The problem
Filter the entries and keep only the lines where the string "title" appears.

Exercise data
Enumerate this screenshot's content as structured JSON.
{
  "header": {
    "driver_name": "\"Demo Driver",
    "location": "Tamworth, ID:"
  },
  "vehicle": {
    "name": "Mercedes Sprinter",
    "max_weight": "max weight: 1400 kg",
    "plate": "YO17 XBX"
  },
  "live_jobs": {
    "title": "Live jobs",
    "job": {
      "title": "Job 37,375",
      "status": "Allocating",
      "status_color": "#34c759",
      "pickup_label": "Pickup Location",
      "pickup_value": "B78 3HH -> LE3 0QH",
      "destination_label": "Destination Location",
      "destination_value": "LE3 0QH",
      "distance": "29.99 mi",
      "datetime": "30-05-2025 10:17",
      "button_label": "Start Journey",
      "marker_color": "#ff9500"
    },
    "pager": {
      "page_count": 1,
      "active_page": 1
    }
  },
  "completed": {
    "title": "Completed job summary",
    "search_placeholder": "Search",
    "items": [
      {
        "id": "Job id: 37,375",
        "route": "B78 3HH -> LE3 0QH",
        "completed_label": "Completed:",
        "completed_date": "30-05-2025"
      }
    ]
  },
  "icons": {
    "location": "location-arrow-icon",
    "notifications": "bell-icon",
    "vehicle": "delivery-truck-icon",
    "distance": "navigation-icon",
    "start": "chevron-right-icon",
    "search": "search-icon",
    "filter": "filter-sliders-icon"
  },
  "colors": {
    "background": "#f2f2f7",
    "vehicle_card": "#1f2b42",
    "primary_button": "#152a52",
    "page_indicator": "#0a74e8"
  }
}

Answer section
    "title": "Live jobs",
      "title": "Job 37,375",
    "title": "Completed job summary",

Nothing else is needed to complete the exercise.